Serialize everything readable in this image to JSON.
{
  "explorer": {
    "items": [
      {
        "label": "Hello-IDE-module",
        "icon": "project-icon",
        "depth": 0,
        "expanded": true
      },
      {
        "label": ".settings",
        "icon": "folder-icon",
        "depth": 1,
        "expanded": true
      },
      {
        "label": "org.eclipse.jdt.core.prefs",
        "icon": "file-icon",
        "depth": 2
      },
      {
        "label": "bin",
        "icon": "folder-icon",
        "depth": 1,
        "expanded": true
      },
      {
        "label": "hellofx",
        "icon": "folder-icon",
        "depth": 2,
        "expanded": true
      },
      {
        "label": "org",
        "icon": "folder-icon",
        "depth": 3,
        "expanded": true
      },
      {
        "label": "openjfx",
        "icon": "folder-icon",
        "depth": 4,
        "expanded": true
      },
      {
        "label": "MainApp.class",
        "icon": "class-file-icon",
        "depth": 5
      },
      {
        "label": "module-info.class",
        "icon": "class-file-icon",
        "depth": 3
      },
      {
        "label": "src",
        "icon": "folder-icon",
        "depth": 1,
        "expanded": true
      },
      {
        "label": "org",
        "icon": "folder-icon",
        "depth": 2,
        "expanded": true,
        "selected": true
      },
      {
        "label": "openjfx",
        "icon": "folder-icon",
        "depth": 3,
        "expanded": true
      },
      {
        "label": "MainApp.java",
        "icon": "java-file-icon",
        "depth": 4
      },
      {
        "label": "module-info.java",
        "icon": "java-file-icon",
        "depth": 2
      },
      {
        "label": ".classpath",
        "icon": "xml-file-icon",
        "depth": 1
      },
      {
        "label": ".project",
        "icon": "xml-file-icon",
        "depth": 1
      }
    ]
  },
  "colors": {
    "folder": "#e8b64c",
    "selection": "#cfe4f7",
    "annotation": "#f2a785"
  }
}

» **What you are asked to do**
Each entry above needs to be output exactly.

» **Response to the exercise**
Serialize everything readable in this image to JSON.
{
  "explorer": {
    "items": [
      {
        "label": "Hello-IDE-module",
        "icon": "project-icon",
        "depth": 0,
        "expanded": true
      },
      {
        "label": ".settings",
        "icon": "folder-icon",
        "depth": 1,
        "expanded": true
      },
      {
        "label": "org.eclipse.jdt.core.prefs",
        "icon": "file-icon",
        "depth": 2
      },
      {
        "label": "bin",
        "icon": "folder-icon",
        "depth": 1,
        "expanded": true
      },
      {
        "label": "hellofx",
        "icon": "folder-icon",
        "depth": 2,
        "expanded": true
      },
      {
        "label": "org",
        "icon": "folder-icon",
        "depth": 3,
        "expanded": true
      },
      {
        "label": "openjfx",
        "icon": "folder-icon",
        "depth": 4,
        "expanded": true
      },
      {
        "label": "MainApp.class",
        "icon": "class-file-icon",
        "depth": 5
      },
      {
        "label": "module-info.class",
        "icon": "class-file-icon",
        "depth": 3
      },
      {
        "label": "src",
        "icon": "folder-icon",
        "depth": 1,
        "expanded": true
      },
      {
        "label": "org",
        "icon": "folder-icon",
        "depth": 2,
        "expanded": true,
        "selected": true
      },
      {
        "label": "openjfx",
        "icon": "folder-icon",
        "depth": 3,
        "expanded": true
      },
      {
        "label": "MainApp.java",
        "icon": "java-file-icon",
        "depth": 4
      },
      {
        "label": "module-info.java",
        "icon": "java-file-icon",
        "depth": 2
      },
      {
        "label": ".classpath",
        "icon": "xml-file-icon",
        "depth": 1
      },
      {
        "label": ".project",
        "icon": "xml-file-icon",
        "depth": 1
      }
    ]
  },
  "colors": {
    "folder": "#e8b64c",
    "selection": "#cfe4f7",
    "annotation": "#f2a785"
  }
}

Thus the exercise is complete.